Lamb, Sir Joseph Quinton Procter, Major Henry Adam Warrender, Sir Victor A. G.
Lambert, Rt. Hon. George Pybus, Percy John Waterhouse, Captain Charles
Law, Sir Alfred Raikes, Hector Victor Alpin Watt, Captain George Steven H.
Law, Richard K. (Hull, S.W.) Ramsay, Alexander (W. Bromwich) Wedderburn,Henry James Scrymgeour-
Leckie, J. A. Ramsay, T. B. W. (Western Isles) Weymouth, Viscount
Leech. Dr. J. W. Ramsbotham, Herswald White, Henry Graham
Lees-Jones, John Ramsden, E. Whiteside, Borras Noel H.
Lelghton, Major B. E. P. Rankin, Robert Whyte, Jardine Bell
Lennox-Boyd, A. T. Reed, Arthur C. (Exeter) Williams, Charles (Devon, Torquay)
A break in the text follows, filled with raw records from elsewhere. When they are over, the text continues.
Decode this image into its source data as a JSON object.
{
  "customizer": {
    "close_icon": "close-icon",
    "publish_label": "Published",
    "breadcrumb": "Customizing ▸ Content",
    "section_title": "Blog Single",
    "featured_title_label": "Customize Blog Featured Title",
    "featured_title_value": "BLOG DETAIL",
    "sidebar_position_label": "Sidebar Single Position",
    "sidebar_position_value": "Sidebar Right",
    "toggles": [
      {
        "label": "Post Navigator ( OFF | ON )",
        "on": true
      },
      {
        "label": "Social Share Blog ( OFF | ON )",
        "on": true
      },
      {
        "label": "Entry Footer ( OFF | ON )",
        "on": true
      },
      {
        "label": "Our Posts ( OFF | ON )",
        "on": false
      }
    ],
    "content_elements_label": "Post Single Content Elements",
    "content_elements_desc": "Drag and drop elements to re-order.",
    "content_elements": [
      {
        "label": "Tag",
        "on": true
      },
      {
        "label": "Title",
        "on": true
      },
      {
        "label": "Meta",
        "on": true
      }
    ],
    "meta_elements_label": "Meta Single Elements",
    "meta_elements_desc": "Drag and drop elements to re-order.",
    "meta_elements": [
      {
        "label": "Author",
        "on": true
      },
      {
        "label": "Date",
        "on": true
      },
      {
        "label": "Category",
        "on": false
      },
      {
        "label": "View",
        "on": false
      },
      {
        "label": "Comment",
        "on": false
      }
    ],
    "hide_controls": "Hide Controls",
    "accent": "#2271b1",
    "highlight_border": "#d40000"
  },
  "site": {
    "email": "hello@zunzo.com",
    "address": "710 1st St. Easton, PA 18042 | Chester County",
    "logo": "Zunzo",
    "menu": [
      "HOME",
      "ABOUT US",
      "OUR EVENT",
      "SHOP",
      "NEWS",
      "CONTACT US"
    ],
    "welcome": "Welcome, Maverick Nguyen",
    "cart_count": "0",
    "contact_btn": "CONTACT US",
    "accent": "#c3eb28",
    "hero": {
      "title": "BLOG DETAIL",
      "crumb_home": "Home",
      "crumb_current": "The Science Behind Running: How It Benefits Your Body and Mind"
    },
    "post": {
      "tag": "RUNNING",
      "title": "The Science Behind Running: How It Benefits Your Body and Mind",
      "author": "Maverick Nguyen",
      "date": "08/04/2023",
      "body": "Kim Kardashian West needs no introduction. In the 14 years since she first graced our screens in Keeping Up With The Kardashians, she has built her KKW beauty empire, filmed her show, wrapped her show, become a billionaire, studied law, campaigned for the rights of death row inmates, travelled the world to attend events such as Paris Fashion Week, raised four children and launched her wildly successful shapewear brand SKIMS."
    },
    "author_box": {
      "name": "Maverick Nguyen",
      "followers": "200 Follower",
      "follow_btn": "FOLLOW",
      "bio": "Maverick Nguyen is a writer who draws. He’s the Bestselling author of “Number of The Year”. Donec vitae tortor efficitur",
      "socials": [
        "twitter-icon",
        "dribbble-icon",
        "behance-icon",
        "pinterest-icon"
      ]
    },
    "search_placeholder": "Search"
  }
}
Wills, Wilfrid D. Winterton, Rt. Hon. Earl Worthington, Dr. John V.
Wilson, Clyde T. (West Toxteth) Wolmer, Rt. Hon. Viscount Young, Rt. Hon. Sir Hilton (S'v'noaks)
Wilson, G. H. A. (Cambridge U.) Womersley, Walter James TELLERS FOR THE AYES.—
Windsor-Clive, Lieut.-Colonel George Wood, Major M McKenzie (Banff) Sir Frederick Thomson and Mr. Russell Rea.
Cape, Thomas Healy, Cahir Tinker, John Joseph
Daggar, George Hirst, George Henry
Devlin, Joseph Kirkwood, David TELLERS FOR THE NOES.—
Grundy, Thomas W. Maxton, James Mr. Buchanan and Mr. McGovern.

Question put, and agreed to.